Johannesburg | While South Africa spent nearly USD 5.6 million hosting the 15th BRICS Summit, the cost was fully justified as it brought great economic benefits to the country, the government has said amid criticism from the Opposition.
The BRICS Summit was held in South Africa in July in Johannesburg.
The Department of International Relations and Cooperation (DIRCO) made the statement on Thursday responding to claims by the opposition Democratic Alliance (DA) that the expenditure on the BRICS summit could have been better spent on addressing the crippling cost of living crisis that South Africans are currently battling.
DA Member of Parliament (MP) Emma Louise Powell, who described the amount as "staggering", said it got even worse when the additional 75 million Rands (about USD 4 million) spent by the South African Police Service (SAPS) on protecting attendees at the summit was included, despite most international delegations being accompanied by their respective national security agencies.
"We now know that between SAPS and DIRCO, the three-day BRICS summit cost the South African taxpayer no less than R180 (USD 9.6 million). This grotesque expenditure is a kick in the teeth for ordinary South Africans who have been left to fend for themselves in a country with one of the highest crime and unemployment rates in the world," she said.
Asserting that Powell misunderstood the economic benefits of hosting such international conferences and other meetings, the department said, "While it is true that just over R 104 million (about USD 5.6 million), as reported by DIRCO, was contributed towards the successful hosting of the BRICS Summit, the economic benefits to the City of Johannesburg far outweigh the (amount) that DIRCO contributed." "The list of benefits South Africa gained is endless. Key, among many priorities that South Africa set for itself during the summit, was to strengthen the partnership between BRICS and African countries," the statement said.
The BRICS grouping consists of members Brazil, Russia, India, China and South Africa.
"In this regard, BRICS leaders reiterated their support for the African Union's Agenda 2063. In particular, they supported the operationalisation of the African Continental Free Trade Area through economic and financial cooperation between BRICS and African countries," it said.
The DIRCO said other objectives included South Africa leveraging its political and economic relations with BRICS members to address its challenges of poverty, unemployment and inequality through increased intra-BRICS trade, investment, tourism, capacity building, skills, and technology transfers.

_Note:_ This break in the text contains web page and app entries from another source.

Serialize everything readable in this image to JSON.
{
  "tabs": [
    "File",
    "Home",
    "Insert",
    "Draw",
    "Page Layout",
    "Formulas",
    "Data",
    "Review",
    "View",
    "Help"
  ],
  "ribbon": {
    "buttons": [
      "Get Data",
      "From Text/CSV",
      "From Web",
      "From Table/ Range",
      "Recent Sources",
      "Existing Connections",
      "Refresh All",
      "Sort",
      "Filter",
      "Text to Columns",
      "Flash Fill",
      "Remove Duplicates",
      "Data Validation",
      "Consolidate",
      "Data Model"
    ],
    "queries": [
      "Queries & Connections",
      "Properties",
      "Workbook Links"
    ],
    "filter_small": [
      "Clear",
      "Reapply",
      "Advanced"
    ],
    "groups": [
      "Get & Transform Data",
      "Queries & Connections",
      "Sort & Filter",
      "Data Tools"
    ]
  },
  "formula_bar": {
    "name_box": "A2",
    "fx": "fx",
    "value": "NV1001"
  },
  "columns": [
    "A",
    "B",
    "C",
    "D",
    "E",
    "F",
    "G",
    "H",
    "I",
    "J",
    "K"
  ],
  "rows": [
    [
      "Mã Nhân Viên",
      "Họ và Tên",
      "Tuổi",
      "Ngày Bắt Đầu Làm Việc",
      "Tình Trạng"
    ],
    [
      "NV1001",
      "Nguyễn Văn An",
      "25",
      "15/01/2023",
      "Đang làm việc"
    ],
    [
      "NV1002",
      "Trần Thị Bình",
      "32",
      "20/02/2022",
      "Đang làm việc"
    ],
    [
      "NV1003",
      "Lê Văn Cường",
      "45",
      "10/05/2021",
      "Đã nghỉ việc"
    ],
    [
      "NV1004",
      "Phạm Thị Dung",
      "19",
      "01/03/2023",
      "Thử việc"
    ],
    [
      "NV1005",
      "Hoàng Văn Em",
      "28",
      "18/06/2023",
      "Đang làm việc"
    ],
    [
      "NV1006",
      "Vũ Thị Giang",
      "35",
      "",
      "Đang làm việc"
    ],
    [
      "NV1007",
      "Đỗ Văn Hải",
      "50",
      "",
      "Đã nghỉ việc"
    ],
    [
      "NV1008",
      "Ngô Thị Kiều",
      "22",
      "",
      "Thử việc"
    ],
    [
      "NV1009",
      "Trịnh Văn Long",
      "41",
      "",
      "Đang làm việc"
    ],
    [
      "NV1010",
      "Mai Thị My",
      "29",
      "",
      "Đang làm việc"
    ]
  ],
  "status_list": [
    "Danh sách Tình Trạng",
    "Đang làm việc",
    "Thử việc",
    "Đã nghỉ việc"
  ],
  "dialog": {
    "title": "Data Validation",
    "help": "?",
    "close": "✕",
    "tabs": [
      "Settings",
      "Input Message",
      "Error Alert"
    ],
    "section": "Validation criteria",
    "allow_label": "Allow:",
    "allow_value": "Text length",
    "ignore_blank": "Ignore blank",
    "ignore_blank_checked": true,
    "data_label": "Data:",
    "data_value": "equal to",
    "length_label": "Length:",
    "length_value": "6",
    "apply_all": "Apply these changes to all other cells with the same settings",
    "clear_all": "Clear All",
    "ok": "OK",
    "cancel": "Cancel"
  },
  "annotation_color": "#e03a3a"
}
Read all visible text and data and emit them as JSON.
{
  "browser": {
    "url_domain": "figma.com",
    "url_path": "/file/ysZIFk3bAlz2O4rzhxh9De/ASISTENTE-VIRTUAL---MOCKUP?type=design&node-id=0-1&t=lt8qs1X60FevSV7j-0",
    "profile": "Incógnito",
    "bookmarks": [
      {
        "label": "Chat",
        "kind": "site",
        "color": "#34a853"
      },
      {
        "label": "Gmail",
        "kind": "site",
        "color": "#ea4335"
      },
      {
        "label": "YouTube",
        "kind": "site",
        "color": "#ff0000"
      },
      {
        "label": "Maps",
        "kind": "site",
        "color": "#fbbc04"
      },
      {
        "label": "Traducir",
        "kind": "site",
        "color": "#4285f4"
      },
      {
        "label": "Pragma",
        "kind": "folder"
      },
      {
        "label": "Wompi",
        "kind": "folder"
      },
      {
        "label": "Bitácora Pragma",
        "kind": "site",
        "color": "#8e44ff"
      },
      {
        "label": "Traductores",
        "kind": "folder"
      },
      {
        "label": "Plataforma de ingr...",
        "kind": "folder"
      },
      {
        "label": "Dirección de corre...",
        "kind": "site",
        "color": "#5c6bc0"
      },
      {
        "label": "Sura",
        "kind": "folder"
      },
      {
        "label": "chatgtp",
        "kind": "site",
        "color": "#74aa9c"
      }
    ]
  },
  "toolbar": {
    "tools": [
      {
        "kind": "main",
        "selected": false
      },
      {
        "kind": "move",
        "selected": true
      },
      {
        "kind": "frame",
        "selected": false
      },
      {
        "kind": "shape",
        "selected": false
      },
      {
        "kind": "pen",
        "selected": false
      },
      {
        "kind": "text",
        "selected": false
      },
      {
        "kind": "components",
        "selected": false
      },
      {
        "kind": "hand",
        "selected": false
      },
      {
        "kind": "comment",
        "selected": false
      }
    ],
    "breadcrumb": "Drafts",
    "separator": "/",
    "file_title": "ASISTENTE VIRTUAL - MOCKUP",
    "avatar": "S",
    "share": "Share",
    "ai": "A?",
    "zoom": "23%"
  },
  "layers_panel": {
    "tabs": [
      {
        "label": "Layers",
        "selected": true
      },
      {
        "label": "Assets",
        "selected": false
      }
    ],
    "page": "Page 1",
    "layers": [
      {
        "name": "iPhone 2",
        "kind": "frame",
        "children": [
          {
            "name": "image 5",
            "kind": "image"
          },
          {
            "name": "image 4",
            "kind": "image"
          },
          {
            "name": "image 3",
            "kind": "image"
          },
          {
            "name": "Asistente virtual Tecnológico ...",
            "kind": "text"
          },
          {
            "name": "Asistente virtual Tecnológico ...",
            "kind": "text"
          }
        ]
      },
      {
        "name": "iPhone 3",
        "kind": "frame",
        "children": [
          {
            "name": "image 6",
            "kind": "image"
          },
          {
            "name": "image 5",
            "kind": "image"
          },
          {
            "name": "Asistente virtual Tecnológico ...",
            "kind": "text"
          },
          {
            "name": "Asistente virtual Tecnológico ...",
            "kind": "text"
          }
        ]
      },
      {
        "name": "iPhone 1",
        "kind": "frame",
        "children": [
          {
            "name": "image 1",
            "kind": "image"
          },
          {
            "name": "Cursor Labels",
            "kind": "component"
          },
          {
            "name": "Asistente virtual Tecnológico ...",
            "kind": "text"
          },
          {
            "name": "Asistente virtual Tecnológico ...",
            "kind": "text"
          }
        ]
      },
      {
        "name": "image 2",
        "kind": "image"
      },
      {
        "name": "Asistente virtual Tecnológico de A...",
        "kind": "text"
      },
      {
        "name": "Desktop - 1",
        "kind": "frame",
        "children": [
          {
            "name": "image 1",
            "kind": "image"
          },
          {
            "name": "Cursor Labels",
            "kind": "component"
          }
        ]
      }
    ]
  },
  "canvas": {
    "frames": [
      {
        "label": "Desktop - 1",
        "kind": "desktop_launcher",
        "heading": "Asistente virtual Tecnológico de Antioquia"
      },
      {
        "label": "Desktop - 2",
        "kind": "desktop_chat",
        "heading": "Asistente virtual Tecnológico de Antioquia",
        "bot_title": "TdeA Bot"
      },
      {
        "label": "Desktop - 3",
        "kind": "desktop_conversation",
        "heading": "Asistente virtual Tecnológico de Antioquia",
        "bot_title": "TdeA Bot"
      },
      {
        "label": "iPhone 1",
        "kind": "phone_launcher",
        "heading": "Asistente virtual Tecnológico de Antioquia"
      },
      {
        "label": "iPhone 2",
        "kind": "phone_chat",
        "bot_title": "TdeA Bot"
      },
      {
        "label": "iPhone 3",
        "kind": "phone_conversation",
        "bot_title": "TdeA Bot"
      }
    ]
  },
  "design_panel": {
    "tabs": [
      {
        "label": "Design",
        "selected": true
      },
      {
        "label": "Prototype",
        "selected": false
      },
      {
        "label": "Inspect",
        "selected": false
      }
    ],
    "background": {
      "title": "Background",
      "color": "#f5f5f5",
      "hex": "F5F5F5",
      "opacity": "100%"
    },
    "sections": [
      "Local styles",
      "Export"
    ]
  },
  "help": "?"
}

"South Africa provided courtesy support to only four delegates per country. This is a normal international practice. All the delegations attended with additional accompanying persons and paid fully for their accommodation, meals, etc.," the statement said.
"We even had one delegation with over 100 people, who all were accommodated in a hotel and paid for in full," the DIRCO said.
It added that it was South Africa's responsibility as a member of the most important grouping of emerging countries in the world to host the BRICS Summit, as was expected of each member, every five years.
South Africa's overall trade with its BRICS partners has increased by an average growth of 10 per cent from 2017-2021, the statement said. Total South African trade with BRICS reached R 830 (USD 45 billion) in 2022 from R 487 billion (USD 26.5 billion) in 2017.
Last year, BRICS accounted for 21 per cent of South Africa's global trade.